Connecticut legislators recently unanimously passed Senate Bill 396, now Public Act 24-99, An Act Implementing Task Force Recommendations for the Elderly Nutrition Program. Many of the provisions in this bill came from the task force formed in response to a drop in federal funding as well as rising food costs. The bill calls for the development of a plan to maximize SNAP benefits to support the elderly nutrition program.

“Food security is one of the biggest challenges of aging due to rising food costs, reduced ability to use transportation, and even the physical challenges of carrying groceries,” explained Dvorak, who is also a registered dietitian and was involved with the task force recommendations. “Senior nutrition programs are woven into service navigation provided by AgingCT. Another benefit of our association is that we have streamlined some activities of managing the program by working together and sharing best practices. We encourage older adults, their caregivers, and anyone who works directly with older adults to connect with us to learn more. The need to eat is everywhere…and AgingCT has solutions to keep our aging population from experiencing hunger.”

An Initiative to Improve the Experience of Aging

AgingCT combines the power of five nonprofit Area Agencies on Aging to create a collaborative statewide network of coordinated information, resources, and referrals to better assist Connecticut residents with aging-related issues. This professional association serves as more than just a hub for collaboration; it embodies leadership in action as we develop innovative approaches to aging issues through advocacy, legislation, and research.
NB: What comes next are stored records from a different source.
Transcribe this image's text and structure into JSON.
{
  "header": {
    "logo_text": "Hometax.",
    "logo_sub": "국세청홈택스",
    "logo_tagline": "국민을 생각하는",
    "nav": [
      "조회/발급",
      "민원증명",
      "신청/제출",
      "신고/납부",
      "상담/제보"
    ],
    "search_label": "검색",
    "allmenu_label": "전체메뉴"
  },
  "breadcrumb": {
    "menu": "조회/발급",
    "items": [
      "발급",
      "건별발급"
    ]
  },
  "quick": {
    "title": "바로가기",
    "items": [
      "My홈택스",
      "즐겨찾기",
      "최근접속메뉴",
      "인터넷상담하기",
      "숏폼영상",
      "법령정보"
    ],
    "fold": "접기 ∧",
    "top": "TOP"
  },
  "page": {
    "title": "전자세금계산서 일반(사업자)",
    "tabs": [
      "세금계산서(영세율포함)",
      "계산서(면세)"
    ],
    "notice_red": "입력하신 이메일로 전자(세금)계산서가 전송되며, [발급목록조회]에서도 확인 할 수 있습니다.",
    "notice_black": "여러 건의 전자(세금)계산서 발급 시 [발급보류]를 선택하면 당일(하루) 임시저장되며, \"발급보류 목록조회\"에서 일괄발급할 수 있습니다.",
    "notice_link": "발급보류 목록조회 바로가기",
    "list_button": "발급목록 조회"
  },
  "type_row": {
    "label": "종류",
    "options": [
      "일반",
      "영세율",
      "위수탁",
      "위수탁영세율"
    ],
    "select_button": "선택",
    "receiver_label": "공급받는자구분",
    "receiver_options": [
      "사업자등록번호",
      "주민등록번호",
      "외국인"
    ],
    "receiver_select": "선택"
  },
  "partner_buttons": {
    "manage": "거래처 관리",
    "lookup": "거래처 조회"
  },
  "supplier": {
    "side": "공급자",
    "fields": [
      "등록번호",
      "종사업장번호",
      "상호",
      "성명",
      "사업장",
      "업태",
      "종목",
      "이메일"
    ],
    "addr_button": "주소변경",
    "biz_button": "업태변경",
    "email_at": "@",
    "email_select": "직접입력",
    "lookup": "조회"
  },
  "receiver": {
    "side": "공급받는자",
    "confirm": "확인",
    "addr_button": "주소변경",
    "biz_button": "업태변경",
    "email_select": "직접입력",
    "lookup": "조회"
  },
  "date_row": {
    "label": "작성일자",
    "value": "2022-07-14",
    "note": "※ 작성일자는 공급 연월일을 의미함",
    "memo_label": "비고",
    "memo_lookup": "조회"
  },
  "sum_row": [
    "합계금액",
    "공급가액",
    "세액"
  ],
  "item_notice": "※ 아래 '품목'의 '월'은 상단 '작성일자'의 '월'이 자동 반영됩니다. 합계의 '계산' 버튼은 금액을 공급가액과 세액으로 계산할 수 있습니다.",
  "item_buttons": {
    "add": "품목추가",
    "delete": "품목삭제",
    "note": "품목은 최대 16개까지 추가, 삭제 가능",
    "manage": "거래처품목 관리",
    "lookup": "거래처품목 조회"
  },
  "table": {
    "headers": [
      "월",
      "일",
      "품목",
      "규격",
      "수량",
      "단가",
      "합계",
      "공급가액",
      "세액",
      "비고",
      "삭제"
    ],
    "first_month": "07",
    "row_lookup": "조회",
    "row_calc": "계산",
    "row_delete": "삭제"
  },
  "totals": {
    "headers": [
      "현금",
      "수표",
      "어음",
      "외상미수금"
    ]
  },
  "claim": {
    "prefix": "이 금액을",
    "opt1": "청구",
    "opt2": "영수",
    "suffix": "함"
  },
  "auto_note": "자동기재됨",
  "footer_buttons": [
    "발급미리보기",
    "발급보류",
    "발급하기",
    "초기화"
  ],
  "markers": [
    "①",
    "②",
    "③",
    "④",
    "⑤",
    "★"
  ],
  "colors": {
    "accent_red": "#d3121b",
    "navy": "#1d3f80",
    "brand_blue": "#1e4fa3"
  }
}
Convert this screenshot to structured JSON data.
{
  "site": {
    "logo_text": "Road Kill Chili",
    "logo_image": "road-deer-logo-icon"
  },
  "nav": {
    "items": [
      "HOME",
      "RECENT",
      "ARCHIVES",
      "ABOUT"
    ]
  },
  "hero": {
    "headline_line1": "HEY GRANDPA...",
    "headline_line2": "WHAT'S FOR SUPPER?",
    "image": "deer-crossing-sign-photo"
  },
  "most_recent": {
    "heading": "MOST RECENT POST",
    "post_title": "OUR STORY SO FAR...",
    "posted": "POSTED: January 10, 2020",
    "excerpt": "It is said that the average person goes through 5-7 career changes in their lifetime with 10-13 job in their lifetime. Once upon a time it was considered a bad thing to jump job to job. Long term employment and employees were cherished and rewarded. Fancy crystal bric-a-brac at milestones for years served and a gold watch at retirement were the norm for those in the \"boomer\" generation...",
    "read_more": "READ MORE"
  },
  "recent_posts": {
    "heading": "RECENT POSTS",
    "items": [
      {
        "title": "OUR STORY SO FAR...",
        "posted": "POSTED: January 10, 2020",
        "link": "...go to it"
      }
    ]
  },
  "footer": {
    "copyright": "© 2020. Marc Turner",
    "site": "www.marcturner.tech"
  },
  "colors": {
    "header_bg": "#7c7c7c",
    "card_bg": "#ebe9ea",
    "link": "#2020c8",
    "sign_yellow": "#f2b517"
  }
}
In 2022, AgingCT sponsored The Great AAAsk, a statewide survey that asked all Connecticut residents ages 60 and older to offer their insights on the aging and caregiving experience. The data from this survey was used to inform AgingCT’s key areas of focus as well as legislative priorities. In short, your voices gave rise to our collective voice, and we continue to raise it on federal, state, and local levels to champion for older adults, individuals with disabilities, and caregivers.
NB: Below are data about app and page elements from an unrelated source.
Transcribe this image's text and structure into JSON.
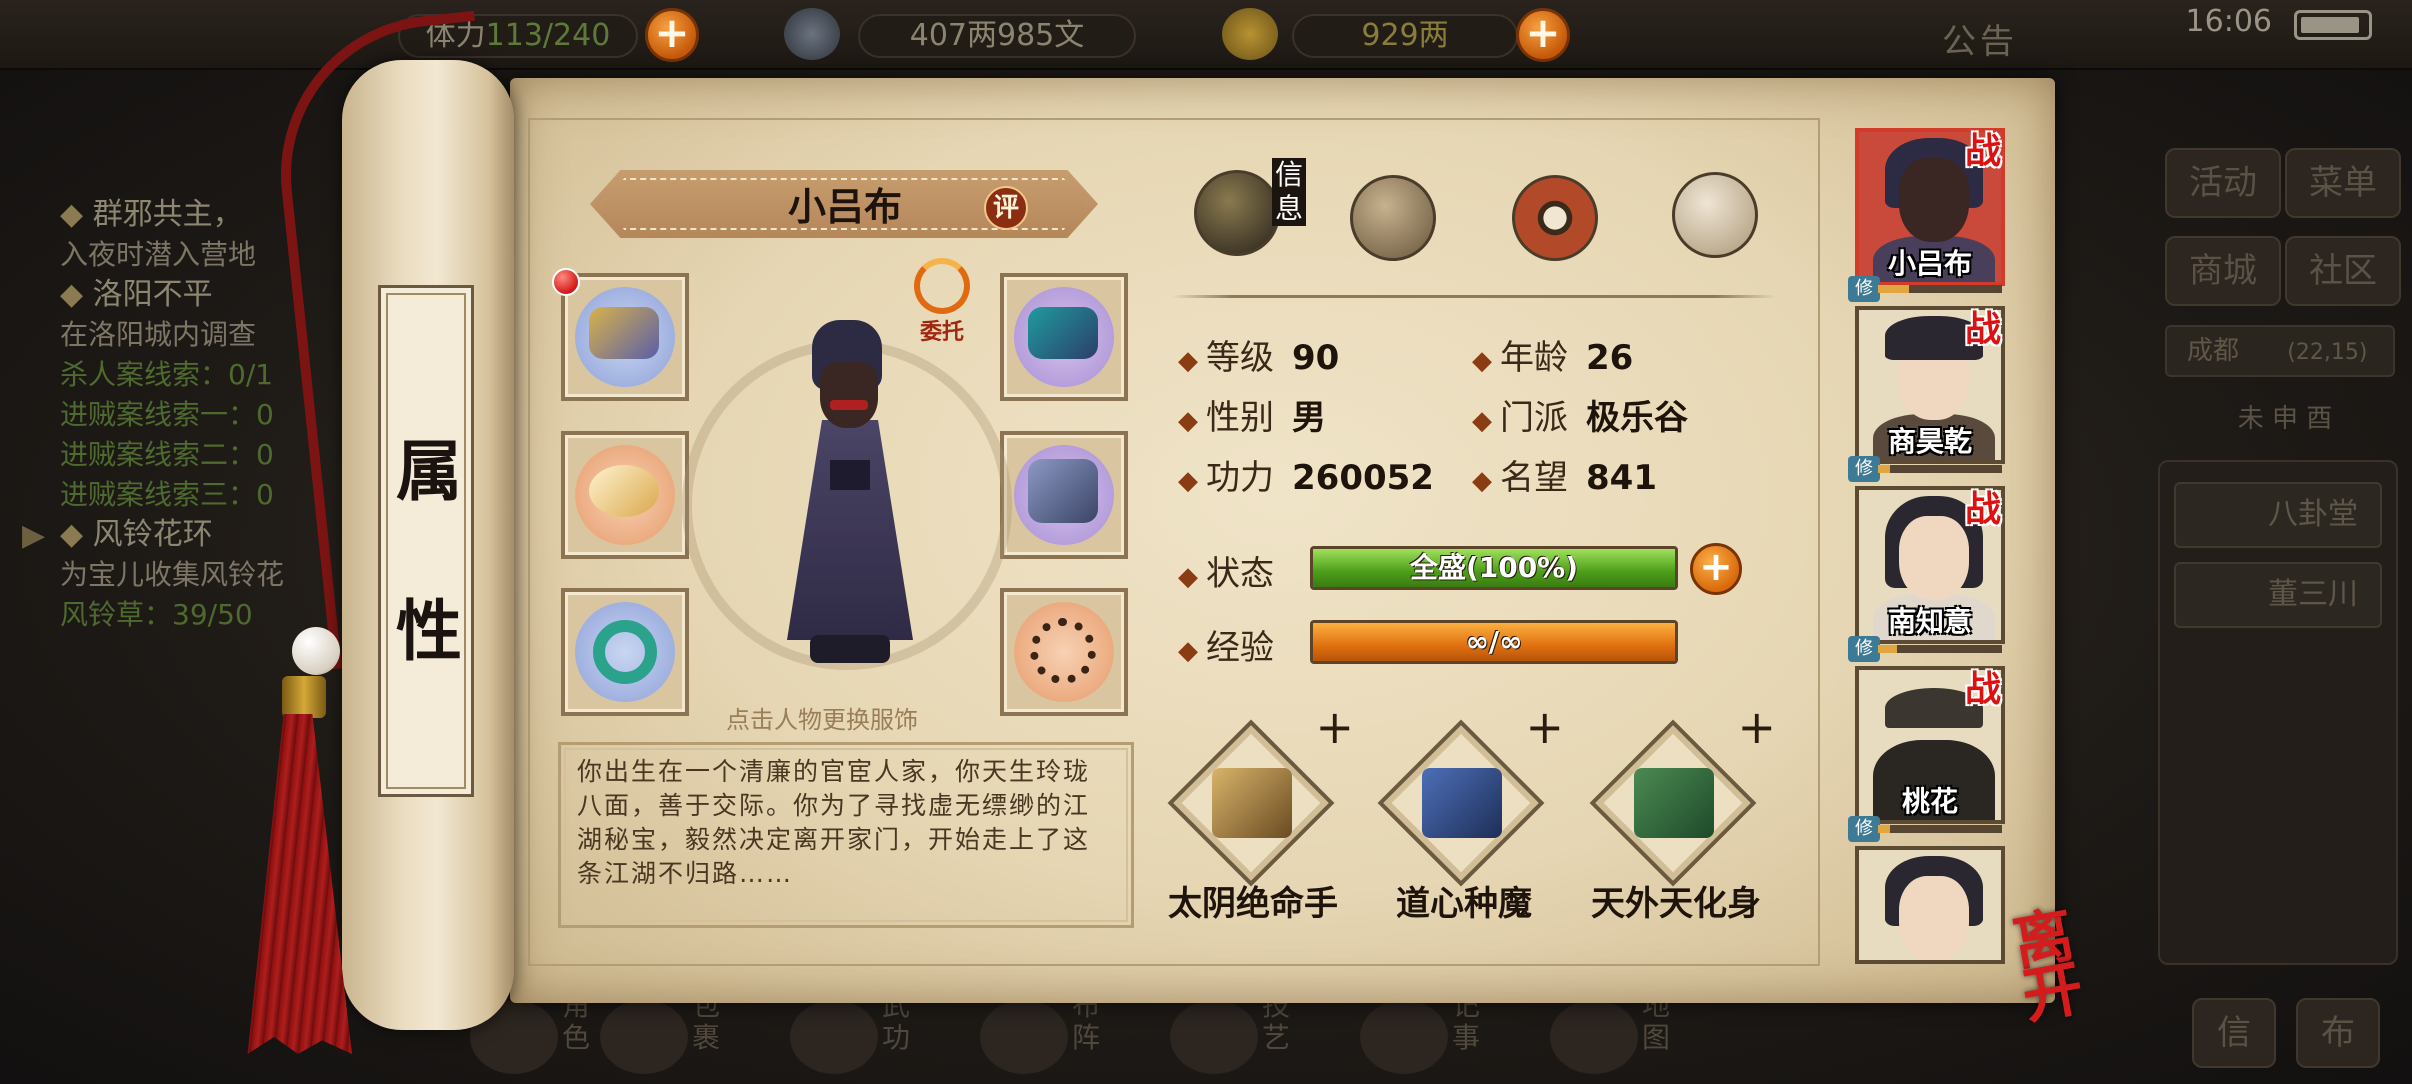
{
  "topbar": {
    "stamina": "113/240",
    "stamina_label": "体力",
    "coins": "407两985文",
    "ingots": "929两",
    "notice": "公告",
    "time": "16:06"
  },
  "quests": [
    {
      "title": "群邪共主，",
      "lines": [
        {
          "text": "入夜时潜入营地",
          "green": false
        }
      ]
    },
    {
      "title": "洛阳不平",
      "lines": [
        {
          "text": "在洛阳城内调查",
          "green": false
        },
        {
          "text": "杀人案线索：0/1",
          "green": true
        },
        {
          "text": "进贼案线索一：0",
          "green": true
        },
        {
          "text": "进贼案线索二：0",
          "green": true
        },
        {
          "text": "进贼案线索三：0",
          "green": true
        }
      ]
    },
    {
      "title": "风铃花环",
      "lines": [
        {
          "text": "为宝儿收集风铃花",
          "green": false
        },
        {
          "text": "风铃草：39/50",
          "green": true
        }
      ]
    }
  ],
  "right_menu": {
    "buttons": [
      "活动",
      "菜单",
      "商城",
      "社区"
    ],
    "city": "成都",
    "coords": "(22,15)",
    "time_marks": "未 申 酉",
    "npcs": [
      "八卦堂",
      "董三川"
    ],
    "bottom_buttons": [
      "信",
      "布"
    ]
  },
  "bottom_nav": [
    "角色",
    "包裹",
    "武功",
    "布阵",
    "技艺",
    "记事",
    "地图"
  ],
  "scroll": {
    "label_chars": [
      "属",
      "性"
    ]
  },
  "character": {
    "name": "小吕布",
    "eval_label": "评",
    "delegate_label": "委托",
    "change_outfit_hint": "点击人物更换服饰",
    "bio": "你出生在一个清廉的官宦人家，你天生玲珑八面，善于交际。你为了寻找虚无缥缈的江湖秘宝，毅然决定离开家门，开始走上了这条江湖不归路……"
  },
  "tabs": {
    "info_label": "信息"
  },
  "stats": {
    "level_label": "等级",
    "level": "90",
    "age_label": "年龄",
    "age": "26",
    "gender_label": "性别",
    "gender": "男",
    "sect_label": "门派",
    "sect": "极乐谷",
    "power_label": "功力",
    "power": "260052",
    "fame_label": "名望",
    "fame": "841",
    "status_label": "状态",
    "status_text": "全盛(100%)",
    "status_fraction": 1.0,
    "exp_label": "经验",
    "exp_text": "∞/∞",
    "exp_fraction": 1.0
  },
  "skills": [
    {
      "name": "太阴绝命手",
      "plus": "+"
    },
    {
      "name": "道心种魔",
      "plus": "+"
    },
    {
      "name": "天外天化身",
      "plus": "+"
    }
  ],
  "companions": [
    {
      "name": "小吕布",
      "battle_mark": "战",
      "train_mark": "修",
      "train_fraction": 0.25
    },
    {
      "name": "商昊乾",
      "battle_mark": "战",
      "train_mark": "修",
      "train_fraction": 0.1
    },
    {
      "name": "南知意",
      "battle_mark": "战",
      "train_mark": "修",
      "train_fraction": 0.15
    },
    {
      "name": "桃花",
      "battle_mark": "战",
      "train_mark": "修",
      "train_fraction": 0.1
    },
    {
      "name": "",
      "battle_mark": "",
      "train_mark": "",
      "train_fraction": 0
    }
  ],
  "leave_label": "离开",
  "colors": {
    "accent_red": "#d41c1c",
    "status_green": "#4c9e1a",
    "exp_orange": "#e07010",
    "paper": "#e6d6b3"
  },
  "icons": {
    "slots": [
      "gauntlet-icon",
      "flower-ornament-icon",
      "jade-ring-icon",
      "helmet-icon",
      "armor-icon",
      "prayer-beads-icon"
    ],
    "tabs": [
      "info-portrait-icon",
      "scroll-map-icon",
      "bagua-icon",
      "meridian-body-icon"
    ]
  }
}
While we are five separate agencies, leveraging our common strengths and experiences has shown us that we’re not just adapting to change – we’re driving it.

Thanks to ground-breaking support and multi-year funding from the Point32 Health Foundation, we’re improving services by asking better questions and working together to advance our Aging Answers initiative.
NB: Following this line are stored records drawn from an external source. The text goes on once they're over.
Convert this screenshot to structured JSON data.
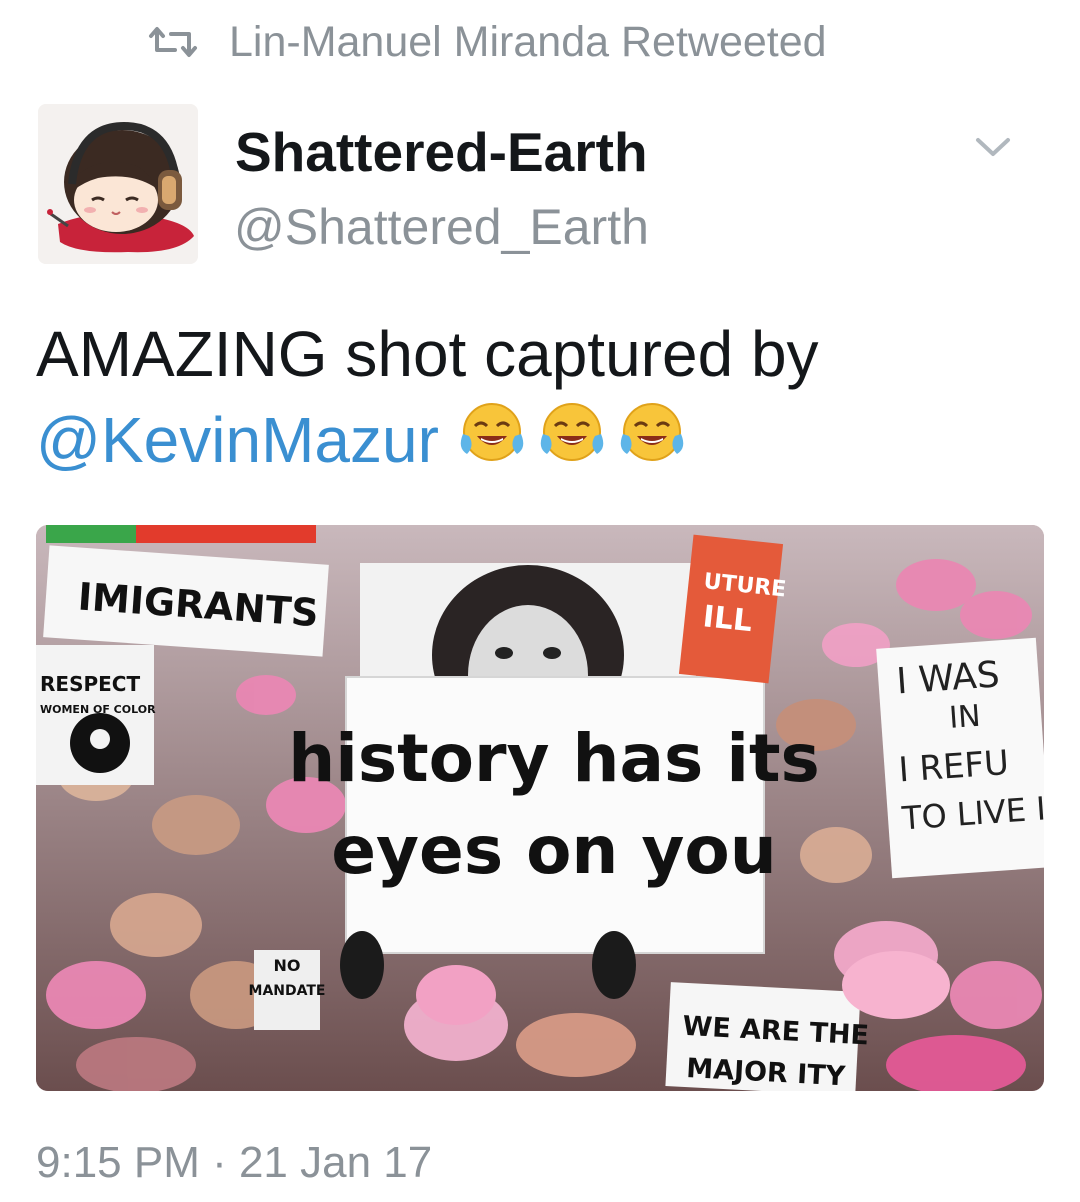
{
  "retweet_header": {
    "icon": "retweet-icon",
    "text": "Lin-Manuel Miranda Retweeted"
  },
  "author": {
    "display_name": "Shattered-Earth",
    "handle": "@Shattered_Earth",
    "avatar_icon": "cartoon-girl-headphones-avatar"
  },
  "menu": {
    "icon": "chevron-down-icon"
  },
  "tweet": {
    "text_prefix": "AMAZING shot captured by",
    "mention": "@KevinMazur",
    "emoji": [
      "face-with-tears-of-joy",
      "face-with-tears-of-joy",
      "face-with-tears-of-joy"
    ]
  },
  "photo": {
    "signs": {
      "main_line1": "history has its",
      "main_line2": "eyes on you",
      "immigrants": "IMIGRANTS",
      "respect_line1": "RESPECT",
      "respect_line2": "WOMEN OF COLOR",
      "right_line1": "I WAS",
      "right_line2": "IN",
      "right_line3": "I REFU",
      "right_line4": "TO LIVE I",
      "no_mandate_line1": "NO",
      "no_mandate_line2": "MANDATE",
      "majority_line1": "WE ARE THE",
      "majority_line2": "MAJOR ITY",
      "future_line1": "UTURE",
      "future_line2": "ILL"
    }
  },
  "timestamp": "9:15 PM · 21 Jan 17",
  "colors": {
    "mention_blue": "#3a8fd1",
    "secondary_gray": "#8b9298",
    "pussyhat_pink": "#e987b3"
  }
}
Aging Answers connects Connecticut’s older adults and their caregivers to long-term care services and supportive services to help maximize their independence. We assist clients with private home care and the many programs associated with in-home care; provide Medicare and Supplemental Insurance guidance; care supports; respite services; and health, wellness, and nutrition programs.

Programs won’t succeed unless you have people behind them dedicated to improving the lives of others. Each of the five Area Agencies on Aging work with Service Navigators who assist older adults and caregivers with complex benefit enrollment and program applications and offer person-centered planning to empower informed decision-making.

The impact of a Service Navigator extends beyond individual assistance as they also collaborate with municipalities to identify community needs and develop targeted solutions, fostering a more supportive environment for seniors and caregivers alike.

The increasing demand for services is evident in the statistics. With the senior population growing rapidly, especially those aged 60 and above, and the 85 and older demographic witnessing remarkable expansion, the need for additional support is undeniable. Our 2022 GreatAAAsk survey revealed that half of the state’s residents are uncertain about where to seek long-term care support and services. Thanks to initiatives like Aging Answers, older adults, individuals with disabilities, and caregivers can find reassurance in knowing they are not alone on their journey towards maximizing independence and quality of life. Find your Area Agency on Aging and many other helpful resources on the AgingCT website.